_Exercise objective_. The line containing "Parse this screenshot: output" marks where copying starts, so set down that line and each one after it exactly, through the end of the records.

_Dataset content_.
+ + + + +

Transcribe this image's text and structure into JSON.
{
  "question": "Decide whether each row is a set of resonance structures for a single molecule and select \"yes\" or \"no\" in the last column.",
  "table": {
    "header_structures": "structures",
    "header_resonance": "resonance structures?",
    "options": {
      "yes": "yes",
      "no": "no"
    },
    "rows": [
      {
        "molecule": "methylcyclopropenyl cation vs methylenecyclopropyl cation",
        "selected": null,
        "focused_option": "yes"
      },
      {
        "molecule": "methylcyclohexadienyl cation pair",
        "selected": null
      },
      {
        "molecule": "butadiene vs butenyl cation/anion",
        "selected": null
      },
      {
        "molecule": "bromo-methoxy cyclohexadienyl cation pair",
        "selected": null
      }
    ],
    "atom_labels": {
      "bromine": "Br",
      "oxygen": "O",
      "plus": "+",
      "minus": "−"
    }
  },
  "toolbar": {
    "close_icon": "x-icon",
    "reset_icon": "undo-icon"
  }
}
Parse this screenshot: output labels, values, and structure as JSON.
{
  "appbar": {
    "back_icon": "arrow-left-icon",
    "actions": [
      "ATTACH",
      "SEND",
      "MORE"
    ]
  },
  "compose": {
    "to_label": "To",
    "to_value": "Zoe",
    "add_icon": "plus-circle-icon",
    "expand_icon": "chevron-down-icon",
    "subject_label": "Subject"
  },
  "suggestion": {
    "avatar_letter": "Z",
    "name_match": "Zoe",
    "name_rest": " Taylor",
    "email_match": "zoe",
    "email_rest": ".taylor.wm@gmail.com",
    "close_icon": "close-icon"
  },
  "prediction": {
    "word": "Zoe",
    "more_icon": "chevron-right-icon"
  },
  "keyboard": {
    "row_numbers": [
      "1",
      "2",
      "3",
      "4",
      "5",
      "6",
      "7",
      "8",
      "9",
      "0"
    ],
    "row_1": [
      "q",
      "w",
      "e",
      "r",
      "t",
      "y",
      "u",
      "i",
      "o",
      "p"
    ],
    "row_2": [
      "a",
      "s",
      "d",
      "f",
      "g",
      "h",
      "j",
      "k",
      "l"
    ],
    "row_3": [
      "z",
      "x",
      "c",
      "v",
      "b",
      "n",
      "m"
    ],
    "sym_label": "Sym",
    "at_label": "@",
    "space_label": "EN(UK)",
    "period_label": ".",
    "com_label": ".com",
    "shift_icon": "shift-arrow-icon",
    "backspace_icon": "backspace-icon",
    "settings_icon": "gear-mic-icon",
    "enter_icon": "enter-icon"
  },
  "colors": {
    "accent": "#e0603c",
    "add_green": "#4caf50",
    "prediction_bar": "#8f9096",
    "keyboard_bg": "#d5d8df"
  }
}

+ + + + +

_Response box_.
Parse this screenshot: output labels, values, and structure as JSON.
{
  "appbar": {
    "back_icon": "arrow-left-icon",
    "actions": [
      "ATTACH",
      "SEND",
      "MORE"
    ]
  },
  "compose": {
    "to_label": "To",
    "to_value": "Zoe",
    "add_icon": "plus-circle-icon",
    "expand_icon": "chevron-down-icon",
    "subject_label": "Subject"
  },
  "suggestion": {
    "avatar_letter": "Z",
    "name_match": "Zoe",
    "name_rest": " Taylor",
    "email_match": "zoe",
    "email_rest": ".taylor.wm@gmail.com",
    "close_icon": "close-icon"
  },
  "prediction": {
    "word": "Zoe",
    "more_icon": "chevron-right-icon"
  },
  "keyboard": {
    "row_numbers": [
      "1",
      "2",
      "3",
      "4",
      "5",
      "6",
      "7",
      "8",
      "9",
      "0"
    ],
    "row_1": [
      "q",
      "w",
      "e",
      "r",
      "t",
      "y",
      "u",
      "i",
      "o",
      "p"
    ],
    "row_2": [
      "a",
      "s",
      "d",
      "f",
      "g",
      "h",
      "j",
      "k",
      "l"
    ],
    "row_3": [
      "z",
      "x",
      "c",
      "v",
      "b",
      "n",
      "m"
    ],
    "sym_label": "Sym",
    "at_label": "@",
    "space_label": "EN(UK)",
    "period_label": ".",
    "com_label": ".com",
    "shift_icon": "shift-arrow-icon",
    "backspace_icon": "backspace-icon",
    "settings_icon": "gear-mic-icon",
    "enter_icon": "enter-icon"
  },
  "colors": {
    "accent": "#e0603c",
    "add_green": "#4caf50",
    "prediction_bar": "#8f9096",
    "keyboard_bg": "#d5d8df"
  }
}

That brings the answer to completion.